Florida's new FCAT cut score proposal grows contentious
The Florida Department of Education's proposal to change FCAT cut scores for the five performance levels is encountering some resistance as the State Board of Education prepares to have a workshop on the issue this coming Monday.
Several superintendents met via conference call on Thursday morning to talk about their worries that board members and the DOE brass appear on a course to reject recommendations that would smoothe out the curve of students attaining each level 1-5 at every grade level.
Many district leaders have complained over the years that the cut scores make high schools look bad. The new proposal they support aims to change that equation. (See attachment below)
There's talk that some of them plan to head to Jacksonville for Monday's meeting to try to convince the board to leave the new recommended cut scores alone.
They should expect some resistance from at least one board member. John Padget, a retired superintendent, told the Gradebook via e-mail that he was dissatisfied with some of the proposal.
"Based on the information I've seen, the educator panel, the reactor panel, and the draft rule lowers the cut scores for reading in the 8th, 9th, and 10th grade. I can't support any lowering," Padget said. "Florida needs more highly-qualified career- and college-ready graduates to power our economy; that need trumps everything else. The simple fact that almost 70% of our high school graduates require remediation in math or reading or both at the college level tells us that our high school students have to do more, not less."
Commissioner Gerard Robinson signaled that the cut scores might prove controversial back in late October, when he held a hastily called conference call with reporters to say he was withholding his recommendation on the reading scores for eighth, ninth and tenth grades. It wasn't clear at the time where Robinson was headed, as he offered little insight into his action.
Robinson told the Gradebook that he has not yet come down on either side of the debate. He's heard both sides, but wants to have the workshop conversation before offering his final advice.
With the decision looming -- a final vote is set for Dec. 5 -- the details are becoming clearer and dispute looks likely. Word from several sources is that Patricia Levesque and Jeb Bush's education foundation are involved in the conversation, too. Levesque wrote a piece on the topic for the Orlando Sentinel this past weekend.

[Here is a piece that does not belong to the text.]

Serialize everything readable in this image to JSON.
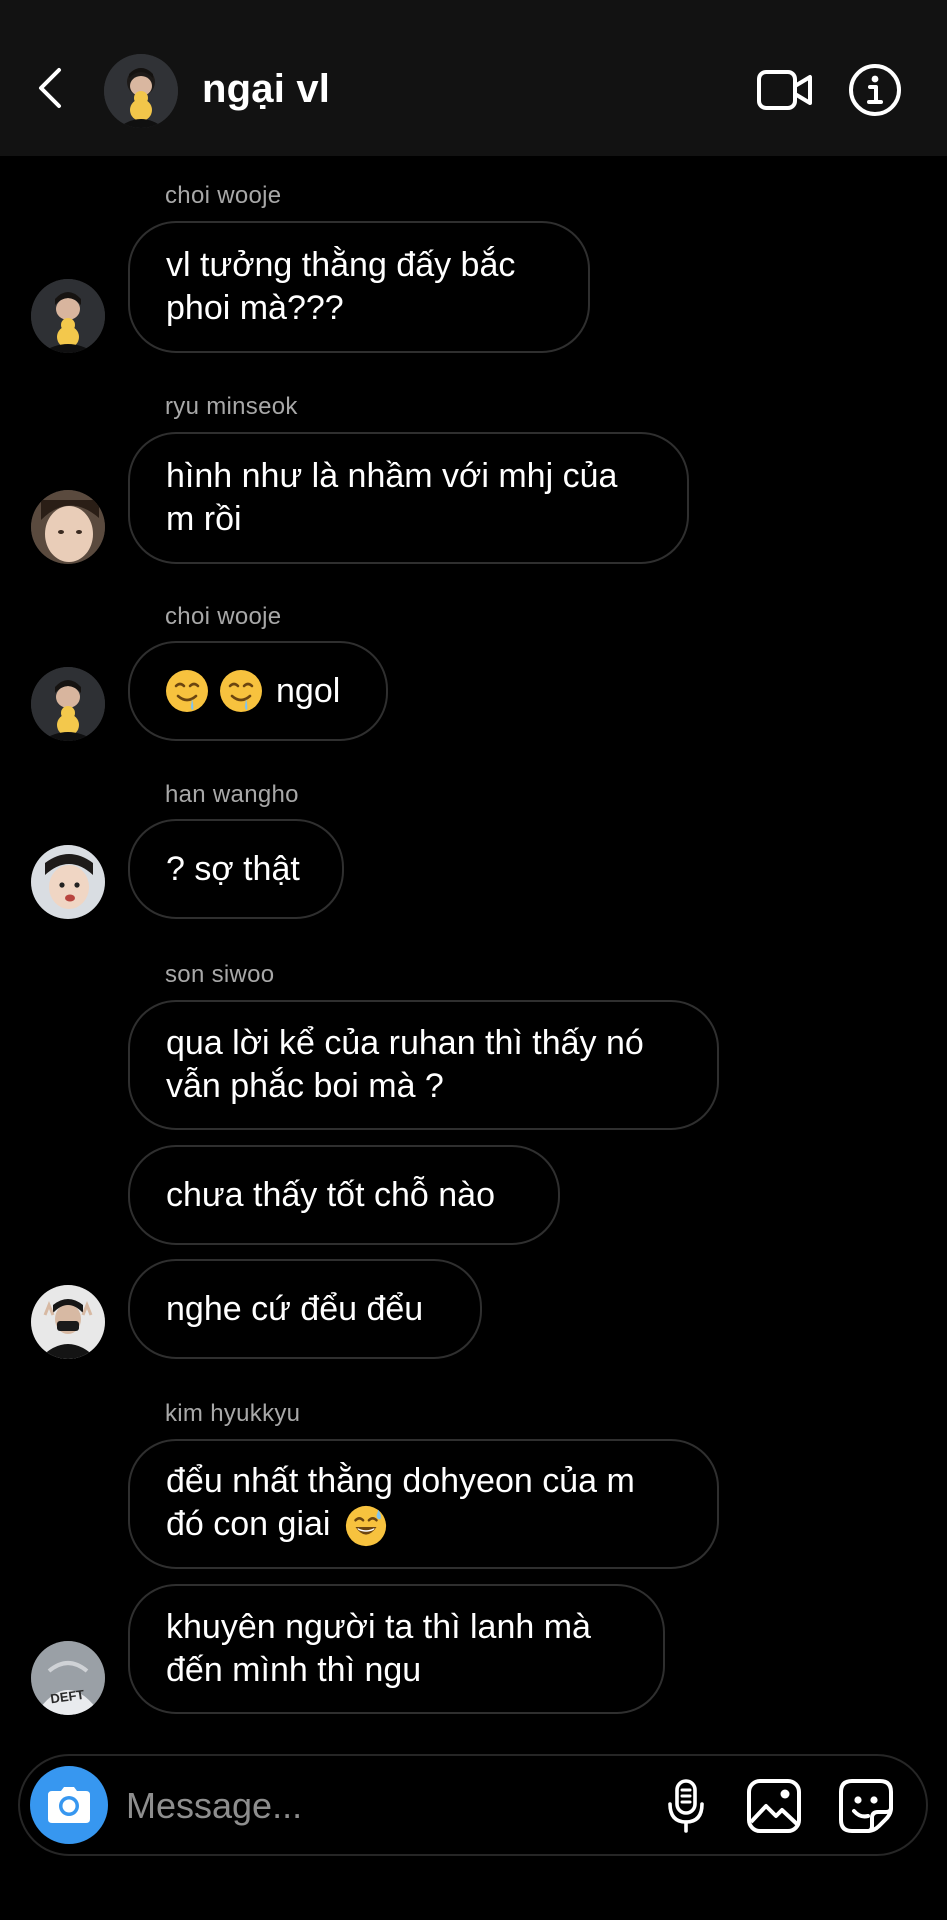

Should be interesting to see how this all shakes out if the educators and the politicians clash.